Nayman said his mission in life is to promote Holocaust education and genocide awareness to inspire others to oppose hatred and discrimination of any kind.
“I realized that I’m one of a diminishing universe of people, one of a group of Holocaust survivors that is getting smaller and smaller, so I realized I better do something about it,” he said.
“You are the last generation who will be in the presence of Holocaust survivors.”
Alec Momenee-Duprie, vice-president of first-year engagement at Hillel TMU, said he recognizes that Holocaust education can be depressing but wants students to leave feeling motivated.

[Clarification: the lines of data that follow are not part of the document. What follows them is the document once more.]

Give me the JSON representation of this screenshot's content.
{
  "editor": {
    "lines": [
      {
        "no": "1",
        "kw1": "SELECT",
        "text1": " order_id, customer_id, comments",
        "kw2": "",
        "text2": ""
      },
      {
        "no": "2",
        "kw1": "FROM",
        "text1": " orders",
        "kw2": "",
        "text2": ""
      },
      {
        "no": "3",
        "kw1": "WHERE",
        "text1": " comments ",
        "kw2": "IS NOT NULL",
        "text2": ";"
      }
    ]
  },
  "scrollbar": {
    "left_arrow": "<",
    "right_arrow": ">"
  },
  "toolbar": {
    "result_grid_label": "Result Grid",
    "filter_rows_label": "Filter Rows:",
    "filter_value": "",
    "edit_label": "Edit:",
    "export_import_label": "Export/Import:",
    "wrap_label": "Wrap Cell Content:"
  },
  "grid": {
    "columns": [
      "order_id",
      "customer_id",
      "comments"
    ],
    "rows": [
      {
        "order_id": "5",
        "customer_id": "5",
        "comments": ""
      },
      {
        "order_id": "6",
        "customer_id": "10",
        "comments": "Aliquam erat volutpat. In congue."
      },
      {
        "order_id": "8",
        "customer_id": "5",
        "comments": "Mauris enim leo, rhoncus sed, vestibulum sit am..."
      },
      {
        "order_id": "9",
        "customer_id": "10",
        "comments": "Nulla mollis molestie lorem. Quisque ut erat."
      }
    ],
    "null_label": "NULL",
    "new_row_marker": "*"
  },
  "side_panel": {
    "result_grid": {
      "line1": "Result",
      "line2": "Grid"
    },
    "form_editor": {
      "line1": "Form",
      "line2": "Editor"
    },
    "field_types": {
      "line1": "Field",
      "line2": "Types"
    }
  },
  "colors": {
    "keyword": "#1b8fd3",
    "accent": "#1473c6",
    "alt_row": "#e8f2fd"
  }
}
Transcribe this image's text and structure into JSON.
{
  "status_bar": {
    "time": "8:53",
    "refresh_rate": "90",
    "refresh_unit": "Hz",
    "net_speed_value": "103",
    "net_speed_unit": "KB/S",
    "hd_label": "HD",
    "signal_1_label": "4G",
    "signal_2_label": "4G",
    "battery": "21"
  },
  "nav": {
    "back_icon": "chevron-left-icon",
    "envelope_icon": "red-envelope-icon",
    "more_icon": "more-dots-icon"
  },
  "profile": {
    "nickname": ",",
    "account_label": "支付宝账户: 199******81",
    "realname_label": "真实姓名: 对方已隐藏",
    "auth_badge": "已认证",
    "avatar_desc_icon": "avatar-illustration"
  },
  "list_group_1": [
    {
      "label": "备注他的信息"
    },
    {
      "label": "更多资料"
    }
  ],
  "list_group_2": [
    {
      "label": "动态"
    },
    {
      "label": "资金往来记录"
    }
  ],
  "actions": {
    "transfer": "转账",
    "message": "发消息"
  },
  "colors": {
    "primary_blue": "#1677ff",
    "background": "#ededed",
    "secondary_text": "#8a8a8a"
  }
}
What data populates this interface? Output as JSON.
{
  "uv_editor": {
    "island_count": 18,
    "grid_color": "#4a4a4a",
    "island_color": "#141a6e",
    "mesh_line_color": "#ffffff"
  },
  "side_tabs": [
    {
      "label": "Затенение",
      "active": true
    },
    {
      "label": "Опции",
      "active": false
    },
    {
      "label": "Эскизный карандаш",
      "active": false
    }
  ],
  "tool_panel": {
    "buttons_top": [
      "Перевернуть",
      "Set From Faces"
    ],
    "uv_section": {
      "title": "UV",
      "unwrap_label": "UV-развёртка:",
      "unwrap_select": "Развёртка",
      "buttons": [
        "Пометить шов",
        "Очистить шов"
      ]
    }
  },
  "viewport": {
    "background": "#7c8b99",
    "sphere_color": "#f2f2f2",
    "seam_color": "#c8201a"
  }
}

“When we as Jews beg people to look at these atrocities, we aren’t trying to get pity, we aren’t trying to get any kind of privilege from being oppressed. What we’re trying to do is say, look at what happened,” he said.
“What I hope people are invigorated to do is to stand up and in whatever way they can and stop being silent.”
Momenee-Duprie said that the lessons learned from the Holocaust can be applied to modern international relations.
“As we look at the events that are currently going on, the victims of both sides and the perpetrators of both sides are all human,” he said.
“The way that this kind of nuanced, decades long, complicated, messy global conflict will end is by each side understanding the humanity of the other and the right of the other to exist.”
TMU president Mohamed Lachemi said that the events of Holocaust education week aligned with the school’s values.
“The university has consistently shared that it is our expectation that TMU students, community members and their guests always conduct themselves and express their views in a manner that demonstrates respect, civility—and ideally empathy,” Lachemi told The Eye in an email.
“This is in keeping with the university’s values, and in ways that are free from discrimination, racism or hatred.”
Lachemi also said that the events followed standard protocol and security was present to ensure everything ran smoothly.
“We must continue to be a place that is welcoming for students, faculty and staff of all cultures and backgrounds; a place where those who may want to debate or disagree do so respectfully and with civility,” he said.
The Holocaust took place during the Nazi era in Germany between 1933 and 1945. Throughout the Second World War, six million Jews and five million Soviet prisoners of war, Romanies, Jehovah’s Witnesses, queer, disabled persons and more were persecuted, according to the National WWII Museum.
Nayman said that Holocaust education is not memorizing the statistics of casualties but rather understanding how a person can “incite violence” through their words.
He brought attention to the stages of genocide that ends with extermination and denial.
He warned the audience to “beware of the beginning” and to look for early warning signs such as the classification of and discrimination against marginalized groups.
“There is only one thing worse than the Holocaust,” Nayman said. “That is a world that forgets it happened.”